ACTIVITY
All of the data below should be set down again verbatim, without any images.

EXERCISE INPUT
....................
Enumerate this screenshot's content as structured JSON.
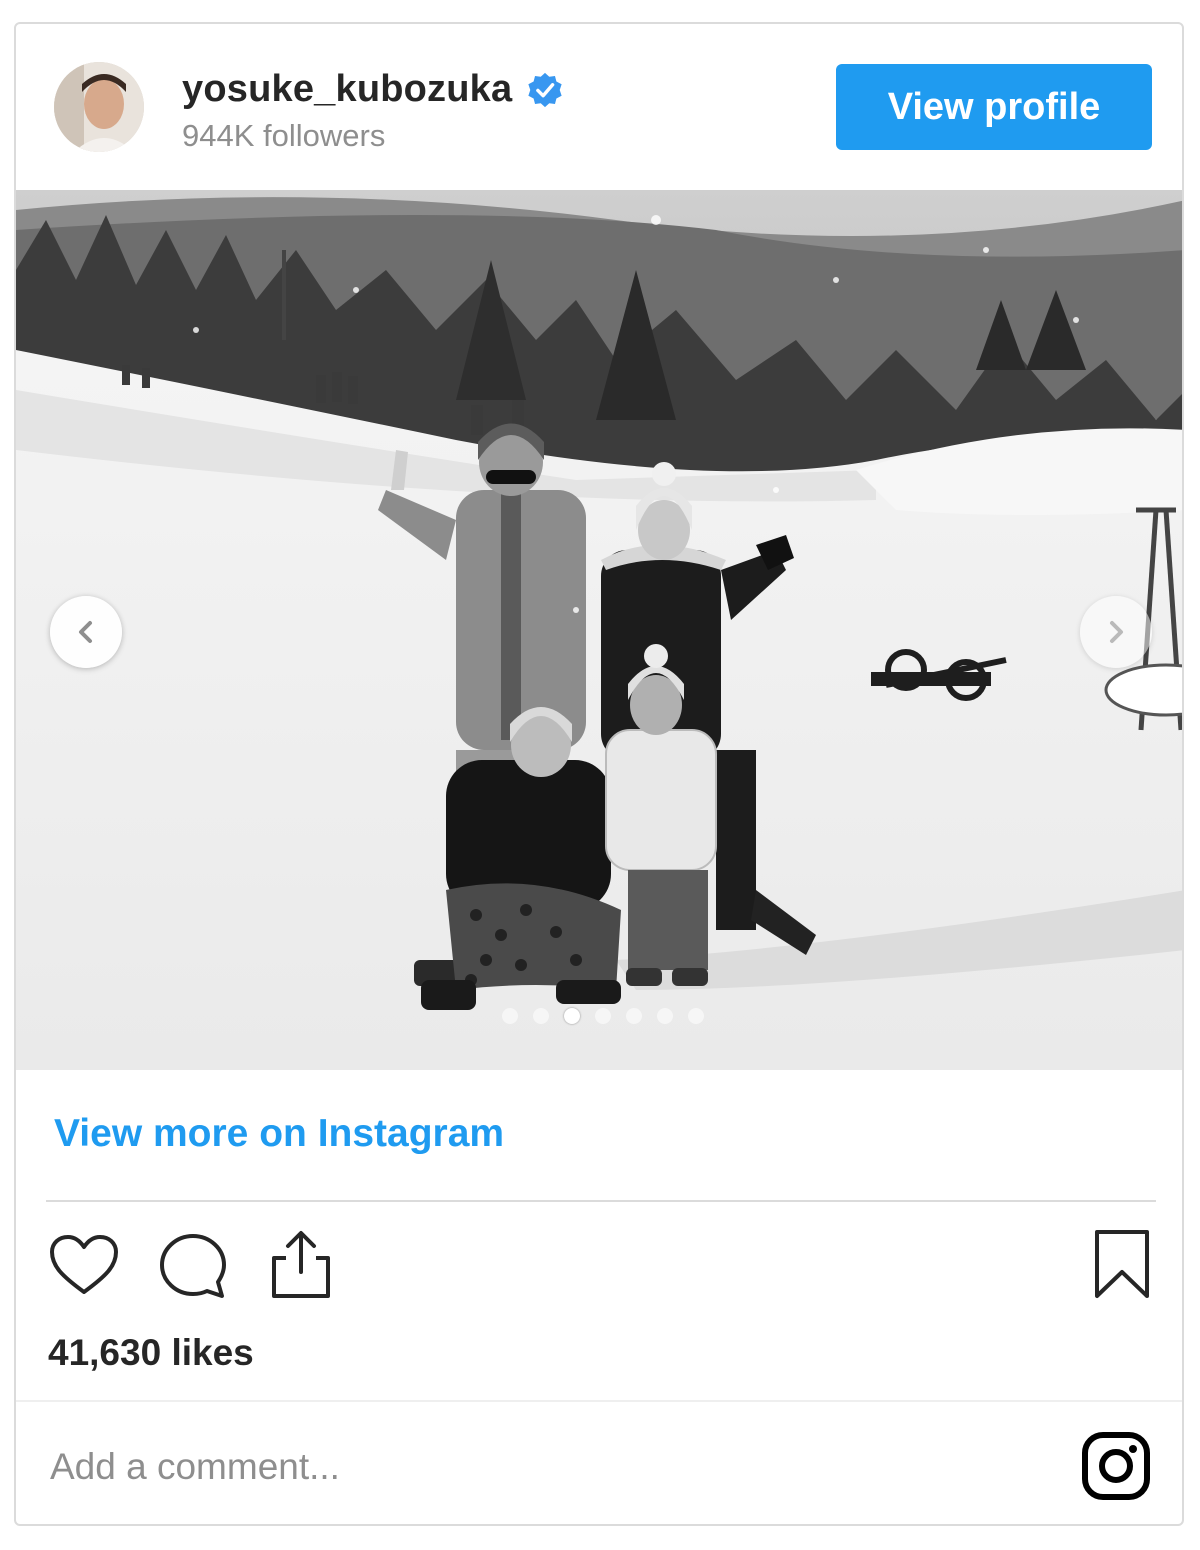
{
  "profile": {
    "username": "yosuke_kubozuka",
    "followers": "944K followers",
    "verified_icon": "verified-badge-icon",
    "view_profile_label": "View profile"
  },
  "post": {
    "image_alt": "Black and white family photo in the snow at a ski area",
    "carousel": {
      "total": 7,
      "active_index": 2
    },
    "view_more_label": "View more on Instagram",
    "likes": "41,630 likes",
    "comment_placeholder": "Add a comment..."
  },
  "icons": {
    "like": "heart-icon",
    "comment": "comment-icon",
    "share": "share-icon",
    "save": "bookmark-icon",
    "brand": "instagram-logo-icon",
    "prev": "chevron-left-icon",
    "next": "chevron-right-icon"
  },
  "colors": {
    "accent": "#1f9bf0",
    "text": "#262626",
    "muted": "#8e8e8e",
    "border": "#dbdbdb"
  }
}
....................
ANSWER TO THE EXERCISE
Enumerate this screenshot's content as structured JSON.
{
  "profile": {
    "username": "yosuke_kubozuka",
    "followers": "944K followers",
    "verified_icon": "verified-badge-icon",
    "view_profile_label": "View profile"
  },
  "post": {
    "image_alt": "Black and white family photo in the snow at a ski area",
    "carousel": {
      "total": 7,
      "active_index": 2
    },
    "view_more_label": "View more on Instagram",
    "likes": "41,630 likes",
    "comment_placeholder": "Add a comment..."
  },
  "icons": {
    "like": "heart-icon",
    "comment": "comment-icon",
    "share": "share-icon",
    "save": "bookmark-icon",
    "brand": "instagram-logo-icon",
    "prev": "chevron-left-icon",
    "next": "chevron-right-icon"
  },
  "colors": {
    "accent": "#1f9bf0",
    "text": "#262626",
    "muted": "#8e8e8e",
    "border": "#dbdbdb"
  }
}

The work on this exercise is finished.